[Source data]
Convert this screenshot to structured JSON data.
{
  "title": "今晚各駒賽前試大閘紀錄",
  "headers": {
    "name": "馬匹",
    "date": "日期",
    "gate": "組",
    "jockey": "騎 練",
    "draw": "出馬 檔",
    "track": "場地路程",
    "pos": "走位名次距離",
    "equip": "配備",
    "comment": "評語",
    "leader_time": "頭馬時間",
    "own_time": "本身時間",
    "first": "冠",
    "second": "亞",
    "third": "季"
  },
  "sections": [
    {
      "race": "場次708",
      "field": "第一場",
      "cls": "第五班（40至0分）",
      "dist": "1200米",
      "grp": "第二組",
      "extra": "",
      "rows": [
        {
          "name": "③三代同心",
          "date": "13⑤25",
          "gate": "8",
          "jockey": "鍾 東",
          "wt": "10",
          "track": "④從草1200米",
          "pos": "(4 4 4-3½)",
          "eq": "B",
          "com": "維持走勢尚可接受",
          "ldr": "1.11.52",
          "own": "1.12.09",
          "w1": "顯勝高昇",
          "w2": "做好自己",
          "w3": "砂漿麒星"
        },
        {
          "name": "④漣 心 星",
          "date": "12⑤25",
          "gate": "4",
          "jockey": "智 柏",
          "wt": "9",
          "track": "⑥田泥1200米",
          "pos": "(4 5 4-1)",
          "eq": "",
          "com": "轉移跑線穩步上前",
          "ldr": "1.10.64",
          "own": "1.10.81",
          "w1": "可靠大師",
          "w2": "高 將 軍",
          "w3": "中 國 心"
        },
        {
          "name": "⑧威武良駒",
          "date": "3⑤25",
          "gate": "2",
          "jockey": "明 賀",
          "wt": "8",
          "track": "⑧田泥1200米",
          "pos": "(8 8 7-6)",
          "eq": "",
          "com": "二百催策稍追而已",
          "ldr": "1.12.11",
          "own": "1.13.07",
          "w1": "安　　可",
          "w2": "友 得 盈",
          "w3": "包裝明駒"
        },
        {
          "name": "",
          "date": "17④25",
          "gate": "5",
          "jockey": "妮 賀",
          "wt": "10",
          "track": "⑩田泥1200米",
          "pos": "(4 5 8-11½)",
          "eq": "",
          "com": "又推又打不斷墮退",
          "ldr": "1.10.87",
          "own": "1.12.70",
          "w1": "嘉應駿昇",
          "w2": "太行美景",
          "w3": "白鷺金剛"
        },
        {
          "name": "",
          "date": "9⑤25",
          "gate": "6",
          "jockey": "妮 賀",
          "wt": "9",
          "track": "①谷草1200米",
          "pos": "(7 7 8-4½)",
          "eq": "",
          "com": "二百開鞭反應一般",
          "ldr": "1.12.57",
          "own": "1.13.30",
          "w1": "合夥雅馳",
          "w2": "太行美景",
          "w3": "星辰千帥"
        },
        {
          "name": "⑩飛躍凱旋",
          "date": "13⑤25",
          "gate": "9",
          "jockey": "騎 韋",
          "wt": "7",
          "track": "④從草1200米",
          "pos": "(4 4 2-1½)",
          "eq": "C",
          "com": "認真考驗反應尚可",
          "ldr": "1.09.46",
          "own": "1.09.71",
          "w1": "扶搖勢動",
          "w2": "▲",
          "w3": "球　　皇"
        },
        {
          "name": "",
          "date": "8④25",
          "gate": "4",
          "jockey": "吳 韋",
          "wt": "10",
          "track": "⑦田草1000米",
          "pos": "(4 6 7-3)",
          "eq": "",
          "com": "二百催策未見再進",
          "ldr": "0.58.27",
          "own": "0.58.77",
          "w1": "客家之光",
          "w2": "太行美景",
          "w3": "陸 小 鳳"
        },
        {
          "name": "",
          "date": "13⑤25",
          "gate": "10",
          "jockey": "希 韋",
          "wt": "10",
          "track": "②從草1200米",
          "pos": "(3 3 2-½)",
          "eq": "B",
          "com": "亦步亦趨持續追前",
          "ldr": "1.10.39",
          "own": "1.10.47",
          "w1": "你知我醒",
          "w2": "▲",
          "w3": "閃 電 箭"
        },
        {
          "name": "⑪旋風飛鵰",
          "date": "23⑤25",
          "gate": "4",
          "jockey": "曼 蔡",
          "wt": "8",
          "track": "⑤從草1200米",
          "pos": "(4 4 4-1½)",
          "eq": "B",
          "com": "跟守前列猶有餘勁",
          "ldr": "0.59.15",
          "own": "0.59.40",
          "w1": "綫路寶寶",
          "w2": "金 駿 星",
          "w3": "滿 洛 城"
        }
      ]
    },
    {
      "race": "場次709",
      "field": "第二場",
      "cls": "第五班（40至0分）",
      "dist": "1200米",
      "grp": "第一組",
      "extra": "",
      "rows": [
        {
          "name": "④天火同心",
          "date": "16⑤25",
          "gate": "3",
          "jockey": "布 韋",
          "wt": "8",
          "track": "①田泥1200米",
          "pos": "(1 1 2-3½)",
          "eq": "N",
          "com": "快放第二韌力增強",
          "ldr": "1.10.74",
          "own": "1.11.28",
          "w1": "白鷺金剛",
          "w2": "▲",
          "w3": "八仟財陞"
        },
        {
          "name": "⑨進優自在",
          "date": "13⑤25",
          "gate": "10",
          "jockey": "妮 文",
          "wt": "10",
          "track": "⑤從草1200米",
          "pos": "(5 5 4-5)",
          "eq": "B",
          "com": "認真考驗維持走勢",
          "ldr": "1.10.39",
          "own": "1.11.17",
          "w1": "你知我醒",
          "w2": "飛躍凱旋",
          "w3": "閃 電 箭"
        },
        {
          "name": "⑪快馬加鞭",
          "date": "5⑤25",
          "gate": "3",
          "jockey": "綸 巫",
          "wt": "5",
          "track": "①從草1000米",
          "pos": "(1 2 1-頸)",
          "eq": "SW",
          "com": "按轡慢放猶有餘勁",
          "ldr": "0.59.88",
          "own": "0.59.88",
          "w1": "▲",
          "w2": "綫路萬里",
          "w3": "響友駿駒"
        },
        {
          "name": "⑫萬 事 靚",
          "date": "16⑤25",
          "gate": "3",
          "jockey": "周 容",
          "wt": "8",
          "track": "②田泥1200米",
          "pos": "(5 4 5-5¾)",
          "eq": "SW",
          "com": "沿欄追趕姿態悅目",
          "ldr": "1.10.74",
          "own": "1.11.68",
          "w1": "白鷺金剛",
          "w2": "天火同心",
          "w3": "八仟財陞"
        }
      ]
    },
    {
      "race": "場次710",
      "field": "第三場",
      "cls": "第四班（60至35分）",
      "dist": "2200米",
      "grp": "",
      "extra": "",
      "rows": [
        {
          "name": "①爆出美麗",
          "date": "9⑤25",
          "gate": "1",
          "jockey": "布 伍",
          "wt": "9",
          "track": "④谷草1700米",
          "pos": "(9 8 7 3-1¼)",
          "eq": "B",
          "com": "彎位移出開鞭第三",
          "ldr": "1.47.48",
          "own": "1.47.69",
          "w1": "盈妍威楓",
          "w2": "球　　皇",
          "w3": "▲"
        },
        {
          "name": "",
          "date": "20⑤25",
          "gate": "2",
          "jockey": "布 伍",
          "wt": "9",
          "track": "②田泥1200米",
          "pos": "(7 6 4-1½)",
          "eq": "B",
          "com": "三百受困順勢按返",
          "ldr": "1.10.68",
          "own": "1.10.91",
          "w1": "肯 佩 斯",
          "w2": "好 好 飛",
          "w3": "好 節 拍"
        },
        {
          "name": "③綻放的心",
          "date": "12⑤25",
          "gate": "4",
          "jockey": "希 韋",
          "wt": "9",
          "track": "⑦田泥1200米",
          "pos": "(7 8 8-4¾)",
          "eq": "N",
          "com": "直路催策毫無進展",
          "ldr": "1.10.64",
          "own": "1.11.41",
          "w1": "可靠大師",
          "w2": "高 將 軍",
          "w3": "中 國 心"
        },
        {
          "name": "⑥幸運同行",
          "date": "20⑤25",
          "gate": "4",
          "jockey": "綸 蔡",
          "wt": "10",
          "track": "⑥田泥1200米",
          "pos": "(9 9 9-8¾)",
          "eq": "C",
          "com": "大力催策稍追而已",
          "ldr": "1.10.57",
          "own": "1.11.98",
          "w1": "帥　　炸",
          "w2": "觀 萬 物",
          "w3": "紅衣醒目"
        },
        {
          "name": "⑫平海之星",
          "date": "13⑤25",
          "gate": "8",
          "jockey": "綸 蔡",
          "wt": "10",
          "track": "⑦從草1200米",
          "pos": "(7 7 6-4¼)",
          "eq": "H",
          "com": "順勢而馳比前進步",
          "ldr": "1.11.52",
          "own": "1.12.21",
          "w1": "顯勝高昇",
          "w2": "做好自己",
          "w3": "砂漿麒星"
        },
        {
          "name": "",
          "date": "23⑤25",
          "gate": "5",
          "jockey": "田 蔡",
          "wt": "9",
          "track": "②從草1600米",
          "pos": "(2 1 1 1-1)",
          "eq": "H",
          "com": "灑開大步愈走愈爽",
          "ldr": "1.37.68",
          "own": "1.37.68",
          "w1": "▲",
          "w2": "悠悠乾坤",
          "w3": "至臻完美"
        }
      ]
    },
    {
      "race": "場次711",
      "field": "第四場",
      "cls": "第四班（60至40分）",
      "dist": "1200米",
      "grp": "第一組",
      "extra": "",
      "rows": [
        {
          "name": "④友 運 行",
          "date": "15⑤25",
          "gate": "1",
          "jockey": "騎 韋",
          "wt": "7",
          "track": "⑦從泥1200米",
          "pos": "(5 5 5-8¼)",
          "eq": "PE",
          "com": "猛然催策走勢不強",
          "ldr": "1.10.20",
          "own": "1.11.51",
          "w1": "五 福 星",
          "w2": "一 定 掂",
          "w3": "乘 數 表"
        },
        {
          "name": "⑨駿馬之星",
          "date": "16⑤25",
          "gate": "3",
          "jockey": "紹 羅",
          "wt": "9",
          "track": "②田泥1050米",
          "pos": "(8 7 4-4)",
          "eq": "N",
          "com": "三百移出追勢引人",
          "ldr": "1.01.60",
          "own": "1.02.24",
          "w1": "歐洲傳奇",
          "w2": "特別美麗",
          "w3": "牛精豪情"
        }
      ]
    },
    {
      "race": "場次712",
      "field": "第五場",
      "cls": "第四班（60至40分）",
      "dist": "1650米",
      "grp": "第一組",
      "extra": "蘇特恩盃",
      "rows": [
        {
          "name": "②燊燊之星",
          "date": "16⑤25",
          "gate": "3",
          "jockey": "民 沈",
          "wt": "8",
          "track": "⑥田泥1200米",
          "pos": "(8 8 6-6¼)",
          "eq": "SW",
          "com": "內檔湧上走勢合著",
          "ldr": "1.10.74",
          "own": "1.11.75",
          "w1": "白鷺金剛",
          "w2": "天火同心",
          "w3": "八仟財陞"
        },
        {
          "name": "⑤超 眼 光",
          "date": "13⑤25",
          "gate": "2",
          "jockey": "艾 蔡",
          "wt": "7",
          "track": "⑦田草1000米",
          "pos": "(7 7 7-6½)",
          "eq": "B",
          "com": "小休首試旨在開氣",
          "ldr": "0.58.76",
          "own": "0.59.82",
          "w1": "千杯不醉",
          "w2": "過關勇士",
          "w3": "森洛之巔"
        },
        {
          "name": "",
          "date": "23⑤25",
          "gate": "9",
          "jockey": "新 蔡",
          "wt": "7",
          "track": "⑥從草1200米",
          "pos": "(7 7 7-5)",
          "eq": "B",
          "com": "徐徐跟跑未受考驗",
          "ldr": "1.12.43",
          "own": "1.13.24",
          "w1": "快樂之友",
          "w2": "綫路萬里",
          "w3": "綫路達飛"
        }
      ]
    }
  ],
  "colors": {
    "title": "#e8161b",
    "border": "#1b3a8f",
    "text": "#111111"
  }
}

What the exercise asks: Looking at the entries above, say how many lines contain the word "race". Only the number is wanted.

The answer: 5